Remember, this is the situation:* one and the same notebook with installations of Word 2007, AcrobatPro 9.1.2 including Distiller, and the LucidaSans font installed* a Word 2007 document using LucidaSans* neither PDFWriter nor Distiller creating a PDF that is fit forhanding over to a third party printing service provider.
Adobe Sans Mm Font
* Acrobat faking the original font with its built-in MM fonts justfor on-screen, but not for printing (and not warning about the fontproblem when printing to file, printing to printer, or printing toPDF [=redistilling]).
> If there is only one font on the PSD, then the PSD is for printing. > If there is a choice of typefaces on the PSD, then the PSD is for > viewing or browsing. If you want to embed a subset font only when > a low percentage of the font is used, then you have to go to the source > document and edit the font settings there. In this case, it may also be > desirable to set the thickness of the font to zero. With a thin font, you > cannot read much of the document, but it is not visible anyway.

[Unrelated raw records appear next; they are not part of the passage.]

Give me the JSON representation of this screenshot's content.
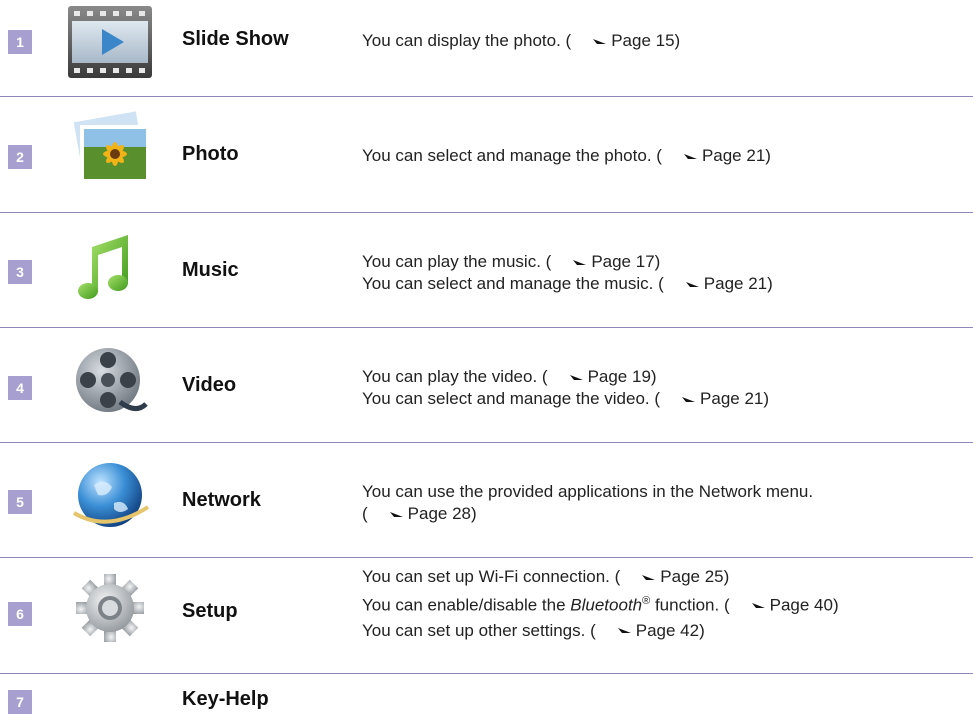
{
  "rows": [
    {
      "number": "1",
      "icon": "slide-show-filmstrip-icon",
      "label": "Slide Show",
      "lines": [
        {
          "before": "You can display the photo. (",
          "page": "Page 15)"
        }
      ]
    },
    {
      "number": "2",
      "icon": "photo-sunflower-icon",
      "label": "Photo",
      "lines": [
        {
          "before": "You can select and manage the photo. (",
          "page": "Page 21)"
        }
      ]
    },
    {
      "number": "3",
      "icon": "music-note-icon",
      "label": "Music",
      "lines": [
        {
          "before": "You can play the music. (",
          "page": "Page 17)"
        },
        {
          "before": "You can select and manage the music. (",
          "page": "Page 21)"
        }
      ]
    },
    {
      "number": "4",
      "icon": "video-film-reel-icon",
      "label": "Video",
      "lines": [
        {
          "before": "You can play the video. (",
          "page": "Page 19)"
        },
        {
          "before": "You can select and manage the video. (",
          "page": "Page 21)"
        }
      ]
    },
    {
      "number": "5",
      "icon": "network-globe-icon",
      "label": "Network",
      "lines": [
        {
          "text": "You can use the provided applications in the Network menu."
        },
        {
          "before": "(",
          "page": "Page 28)"
        }
      ]
    },
    {
      "number": "6",
      "icon": "setup-gear-icon",
      "label": "Setup",
      "lines": [
        {
          "before": "You can set up Wi-Fi connection. (",
          "page": "Page 25)"
        },
        {
          "pre": "You can enable/disable the ",
          "italic": "Bluetooth",
          "sup": "®",
          "post": " function. (",
          "page": "Page 40)"
        },
        {
          "before": "You can set up other settings. (",
          "page": "Page 42)"
        }
      ]
    },
    {
      "number": "7",
      "label": "Key-Help"
    }
  ],
  "colors": {
    "accent": "#a69fd0",
    "separator": "#8d86b6"
  }
}
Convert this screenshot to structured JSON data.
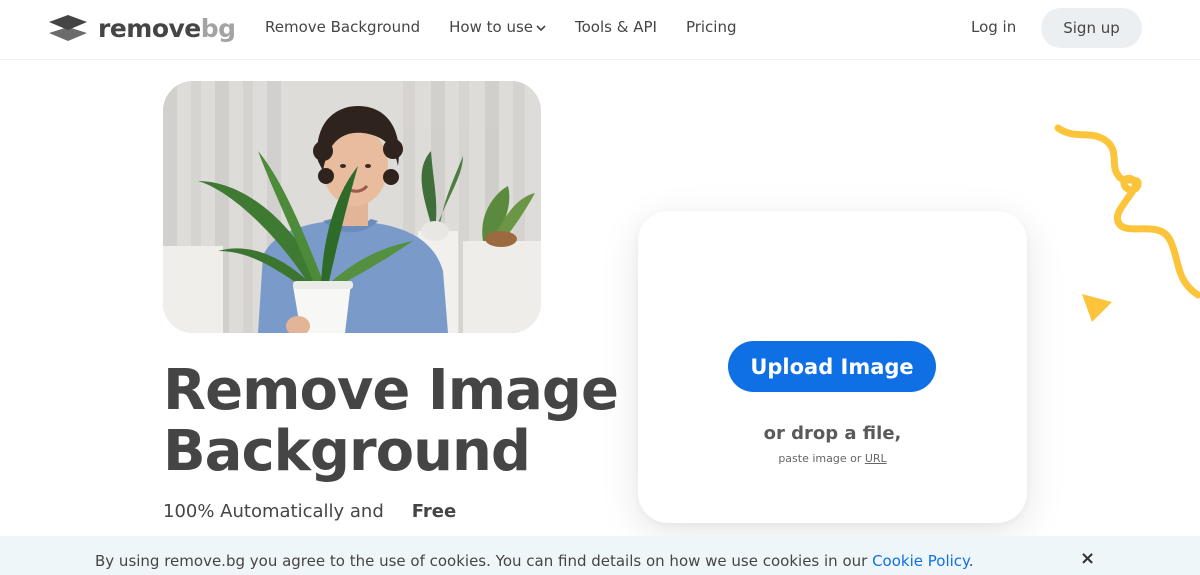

Easiest solution - try to get the best results by using the best possibleembedding for the destination and choose font size etc.Font substitution during file creation should be a last resort.Use non-editable version. When using this solution, you need tocheck your PDF viewer if fonts substitution is correctly carried out.Ghostscript uses the lastest version of the source font (which may differ from the embedded font) to substitute the font duringcreation.